◆ Work order ◆
Look through the data below and return each line where "Stress" appears.

=== Begin Enclosure ===

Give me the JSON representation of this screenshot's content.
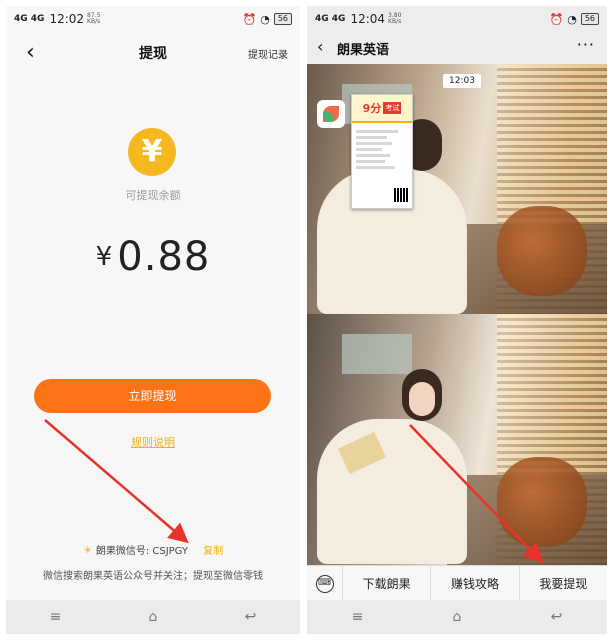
{
  "left": {
    "status": {
      "signal": "4G 4G",
      "time": "12:02",
      "speed": "87.5 KB/s",
      "battery": "56"
    },
    "nav": {
      "back_icon": "‹",
      "title": "提现",
      "record_link": "提现记录"
    },
    "coin_symbol": "¥",
    "balance_label": "可提现余额",
    "currency": "¥",
    "amount": "0.88",
    "withdraw_button": "立即提现",
    "rules_link": "规则说明",
    "wechat_label": "朗果微信号: CSJPGY",
    "copy_label": "复制",
    "hint": "微信搜索朗果英语公众号并关注；提现至微信零钱",
    "accent_color": "#fb7217"
  },
  "right": {
    "status": {
      "signal": "4G 4G",
      "time": "12:04",
      "speed": "3.80 KB/s",
      "battery": "56"
    },
    "nav": {
      "back_icon": "‹",
      "title": "朗果英语",
      "more_icon": "···"
    },
    "video_time": "12:03",
    "poster": {
      "number": "9分",
      "tag": "考试"
    },
    "menu": {
      "keyboard_icon": "⌨",
      "items": [
        "下载朗果",
        "赚钱攻略",
        "我要提现"
      ]
    }
  },
  "sysbar": {
    "menu_icon": "≡",
    "home_icon": "⌂",
    "back_icon": "↩"
  }
}
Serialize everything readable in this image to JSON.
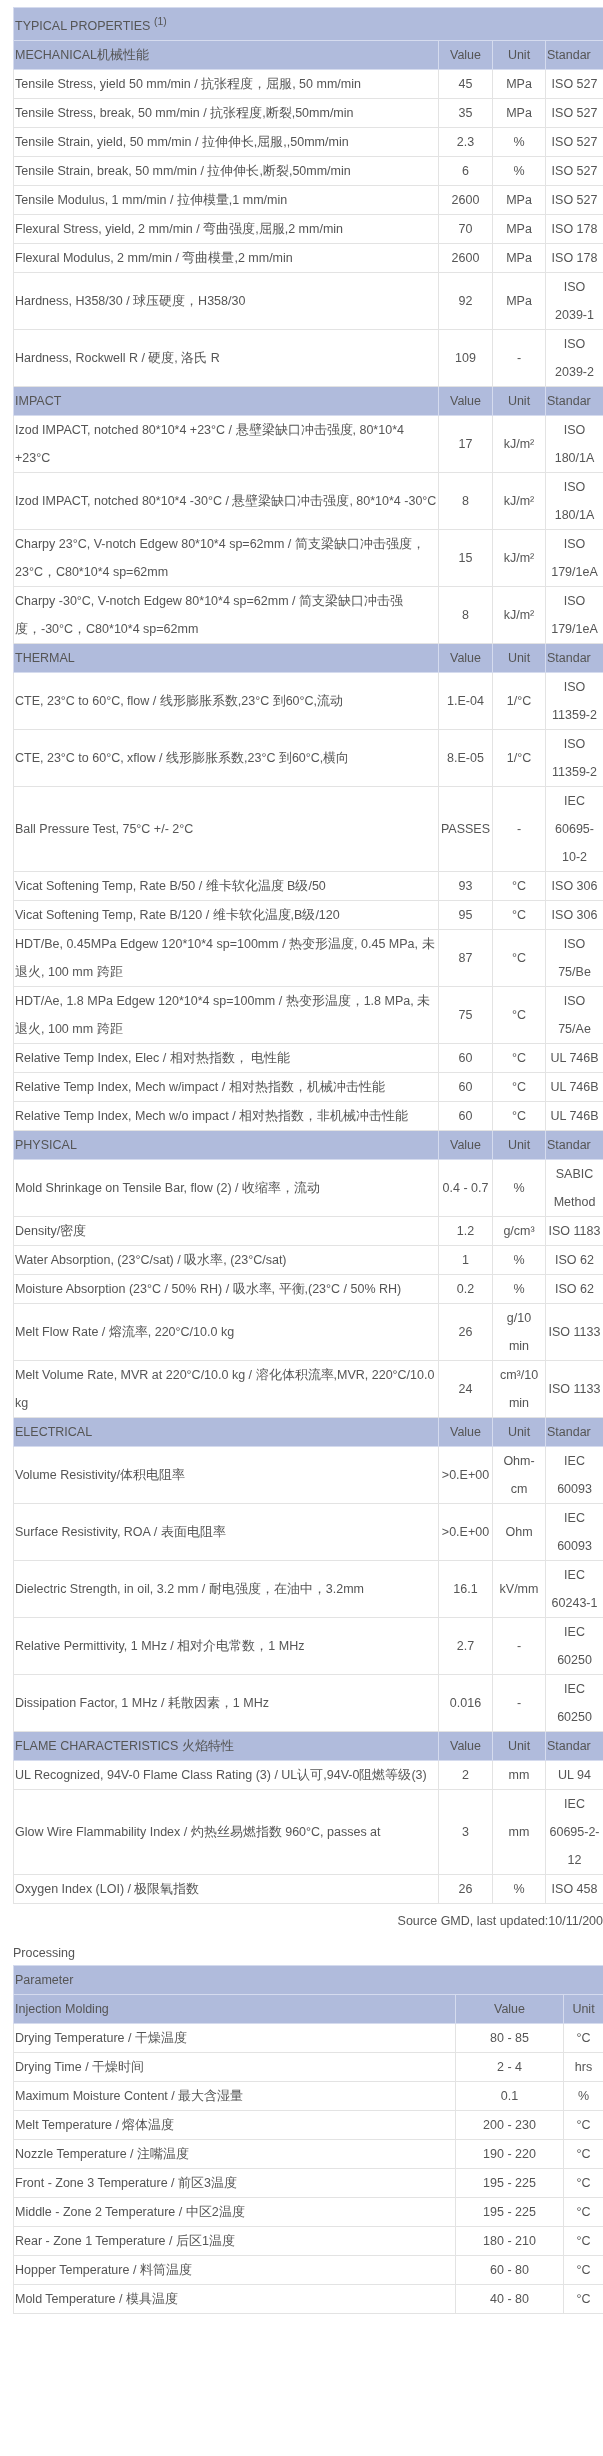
{
  "properties_table": {
    "title": "TYPICAL PROPERTIES $^{(1)}$",
    "sections": [
      {
        "name": "MECHANICAL机械性能",
        "columns": [
          "Value",
          "Unit",
          "Standar"
        ],
        "rows": [
          {
            "property": "Tensile Stress, yield 50 mm/min / 抗张程度，屈服, 50 mm/min",
            "value": "45",
            "unit": "MPa",
            "standard": "ISO 527"
          },
          {
            "property": "Tensile Stress, break, 50 mm/min / 抗张程度,断裂,50mm/min",
            "value": "35",
            "unit": "MPa",
            "standard": "ISO 527"
          },
          {
            "property": "Tensile Strain, yield, 50 mm/min / 拉伸伸长,屈服,,50mm/min",
            "value": "2.3",
            "unit": "%",
            "standard": "ISO 527"
          },
          {
            "property": "Tensile Strain, break, 50 mm/min / 拉伸伸长,断裂,50mm/min",
            "value": "6",
            "unit": "%",
            "standard": "ISO 527"
          },
          {
            "property": "Tensile Modulus, 1 mm/min / 拉伸模量,1 mm/min",
            "value": "2600",
            "unit": "MPa",
            "standard": "ISO 527"
          },
          {
            "property": "Flexural Stress, yield, 2 mm/min / 弯曲强度,屈服,2 mm/min",
            "value": "70",
            "unit": "MPa",
            "standard": "ISO 178"
          },
          {
            "property": "Flexural Modulus, 2 mm/min / 弯曲模量,2 mm/min",
            "value": "2600",
            "unit": "MPa",
            "standard": "ISO 178"
          },
          {
            "property": "Hardness, H358/30 / 球压硬度，H358/30",
            "value": "92",
            "unit": "MPa",
            "standard": "ISO 2039-1"
          },
          {
            "property": "Hardness, Rockwell R / 硬度, 洛氏 R",
            "value": "109",
            "unit": "-",
            "standard": "ISO 2039-2"
          }
        ]
      },
      {
        "name": "IMPACT",
        "columns": [
          "Value",
          "Unit",
          "Standar"
        ],
        "rows": [
          {
            "property": "Izod IMPACT, notched 80*10*4 +23°C / 悬壁梁缺口冲击强度, 80*10*4 +23°C",
            "value": "17",
            "unit": "kJ/m²",
            "standard": "ISO 180/1A"
          },
          {
            "property": "Izod IMPACT, notched 80*10*4 -30°C / 悬壁梁缺口冲击强度, 80*10*4 -30°C",
            "value": "8",
            "unit": "kJ/m²",
            "standard": "ISO 180/1A"
          },
          {
            "property": "Charpy 23°C, V-notch Edgew 80*10*4 sp=62mm / 简支梁缺口冲击强度，23°C，C80*10*4 sp=62mm",
            "value": "15",
            "unit": "kJ/m²",
            "standard": "ISO 179/1eA"
          },
          {
            "property": "Charpy -30°C, V-notch Edgew 80*10*4 sp=62mm / 简支梁缺口冲击强度，-30°C，C80*10*4 sp=62mm",
            "value": "8",
            "unit": "kJ/m²",
            "standard": "ISO 179/1eA"
          }
        ]
      },
      {
        "name": "THERMAL",
        "columns": [
          "Value",
          "Unit",
          "Standar"
        ],
        "rows": [
          {
            "property": "CTE, 23°C to 60°C, flow / 线形膨胀系数,23°C 到60°C,流动",
            "value": "1.E-04",
            "unit": "1/°C",
            "standard": "ISO 11359-2"
          },
          {
            "property": "CTE, 23°C to 60°C, xflow / 线形膨胀系数,23°C 到60°C,横向",
            "value": "8.E-05",
            "unit": "1/°C",
            "standard": "ISO 11359-2"
          },
          {
            "property": "Ball Pressure Test, 75°C +/- 2°C",
            "value": "PASSES",
            "unit": "-",
            "standard": "IEC 60695-10-2"
          },
          {
            "property": "Vicat Softening Temp, Rate B/50 / 维卡软化温度 B级/50",
            "value": "93",
            "unit": "°C",
            "standard": "ISO 306"
          },
          {
            "property": "Vicat Softening Temp, Rate B/120 / 维卡软化温度,B级/120",
            "value": "95",
            "unit": "°C",
            "standard": "ISO 306"
          },
          {
            "property": "HDT/Be, 0.45MPa Edgew 120*10*4 sp=100mm / 热变形温度, 0.45 MPa, 未退火, 100 mm 跨距",
            "value": "87",
            "unit": "°C",
            "standard": "ISO 75/Be"
          },
          {
            "property": "HDT/Ae, 1.8 MPa Edgew 120*10*4 sp=100mm / 热变形温度，1.8 MPa, 未退火, 100 mm 跨距",
            "value": "75",
            "unit": "°C",
            "standard": "ISO 75/Ae"
          },
          {
            "property": "Relative Temp Index, Elec / 相对热指数， 电性能",
            "value": "60",
            "unit": "°C",
            "standard": "UL 746B"
          },
          {
            "property": "Relative Temp Index, Mech w/impact / 相对热指数，机械冲击性能",
            "value": "60",
            "unit": "°C",
            "standard": "UL 746B"
          },
          {
            "property": "Relative Temp Index, Mech w/o impact / 相对热指数，非机械冲击性能",
            "value": "60",
            "unit": "°C",
            "standard": "UL 746B"
          }
        ]
      },
      {
        "name": "PHYSICAL",
        "columns": [
          "Value",
          "Unit",
          "Standar"
        ],
        "rows": [
          {
            "property": "Mold Shrinkage on Tensile Bar, flow (2) / 收缩率，流动",
            "value": "0.4 - 0.7",
            "unit": "%",
            "standard": "SABIC Method"
          },
          {
            "property": "Density/密度",
            "value": "1.2",
            "unit": "g/cm³",
            "standard": "ISO 1183"
          },
          {
            "property": "Water Absorption, (23°C/sat) / 吸水率, (23°C/sat)",
            "value": "1",
            "unit": "%",
            "standard": "ISO 62"
          },
          {
            "property": "Moisture Absorption (23°C / 50% RH) / 吸水率, 平衡,(23°C / 50% RH)",
            "value": "0.2",
            "unit": "%",
            "standard": "ISO 62"
          },
          {
            "property": "Melt Flow Rate / 熔流率, 220°C/10.0 kg",
            "value": "26",
            "unit": "g/10 min",
            "standard": "ISO 1133"
          },
          {
            "property": "Melt Volume Rate, MVR at 220°C/10.0 kg / 溶化体积流率,MVR, 220°C/10.0 kg",
            "value": "24",
            "unit": "cm³/10 min",
            "standard": "ISO 1133"
          }
        ]
      },
      {
        "name": "ELECTRICAL",
        "columns": [
          "Value",
          "Unit",
          "Standar"
        ],
        "rows": [
          {
            "property": "Volume Resistivity/体积电阻率",
            "value": ">0.E+00",
            "unit": "Ohm-cm",
            "standard": "IEC 60093"
          },
          {
            "property": "Surface Resistivity, ROA / 表面电阻率",
            "value": ">0.E+00",
            "unit": "Ohm",
            "standard": "IEC 60093"
          },
          {
            "property": "Dielectric Strength, in oil, 3.2 mm / 耐电强度，在油中，3.2mm",
            "value": "16.1",
            "unit": "kV/mm",
            "standard": "IEC 60243-1"
          },
          {
            "property": "Relative Permittivity, 1 MHz / 相对介电常数，1 MHz",
            "value": "2.7",
            "unit": "-",
            "standard": "IEC 60250"
          },
          {
            "property": "Dissipation Factor, 1 MHz / 耗散因素，1 MHz",
            "value": "0.016",
            "unit": "-",
            "standard": "IEC 60250"
          }
        ]
      },
      {
        "name": "FLAME CHARACTERISTICS 火焰特性",
        "columns": [
          "Value",
          "Unit",
          "Standar"
        ],
        "rows": [
          {
            "property": "UL Recognized, 94V-0 Flame Class Rating (3) / UL认可,94V-0阻燃等级(3)",
            "value": "2",
            "unit": "mm",
            "standard": "UL 94"
          },
          {
            "property": "Glow Wire Flammability Index / 灼热丝易燃指数 960°C, passes at",
            "value": "3",
            "unit": "mm",
            "standard": "IEC 60695-2-12"
          },
          {
            "property": "Oxygen Index (LOI) / 极限氧指数",
            "value": "26",
            "unit": "%",
            "standard": "ISO 458"
          }
        ]
      }
    ]
  },
  "source_note": "Source GMD, last updated:10/11/200",
  "processing": {
    "title": "Processing",
    "header": "Parameter",
    "group": "Injection Molding",
    "columns": [
      "Value",
      "Unit"
    ],
    "rows": [
      {
        "parameter": "Drying Temperature / 干燥温度",
        "value": "80 - 85",
        "unit": "°C"
      },
      {
        "parameter": "Drying Time / 干燥时间",
        "value": "2 - 4",
        "unit": "hrs"
      },
      {
        "parameter": "Maximum Moisture Content / 最大含湿量",
        "value": "0.1",
        "unit": "%"
      },
      {
        "parameter": "Melt Temperature / 熔体温度",
        "value": "200 - 230",
        "unit": "°C"
      },
      {
        "parameter": "Nozzle Temperature / 注嘴温度",
        "value": "190 - 220",
        "unit": "°C"
      },
      {
        "parameter": "Front - Zone 3 Temperature / 前区3温度",
        "value": "195 - 225",
        "unit": "°C"
      },
      {
        "parameter": "Middle - Zone 2 Temperature / 中区2温度",
        "value": "195 - 225",
        "unit": "°C"
      },
      {
        "parameter": "Rear - Zone 1 Temperature / 后区1温度",
        "value": "180 - 210",
        "unit": "°C"
      },
      {
        "parameter": "Hopper Temperature / 料筒温度",
        "value": "60 - 80",
        "unit": "°C"
      },
      {
        "parameter": "Mold Temperature / 模具温度",
        "value": "40 - 80",
        "unit": "°C"
      }
    ]
  }
}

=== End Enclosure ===

◆ Answer below ◆
            "property": "Tensile Stress, yield 50 mm/min / 抗张程度，屈服, 50 mm/min",
            "property": "Tensile Stress, break, 50 mm/min / 抗张程度,断裂,50mm/min",
            "property": "Flexural Stress, yield, 2 mm/min / 弯曲强度,屈服,2 mm/min",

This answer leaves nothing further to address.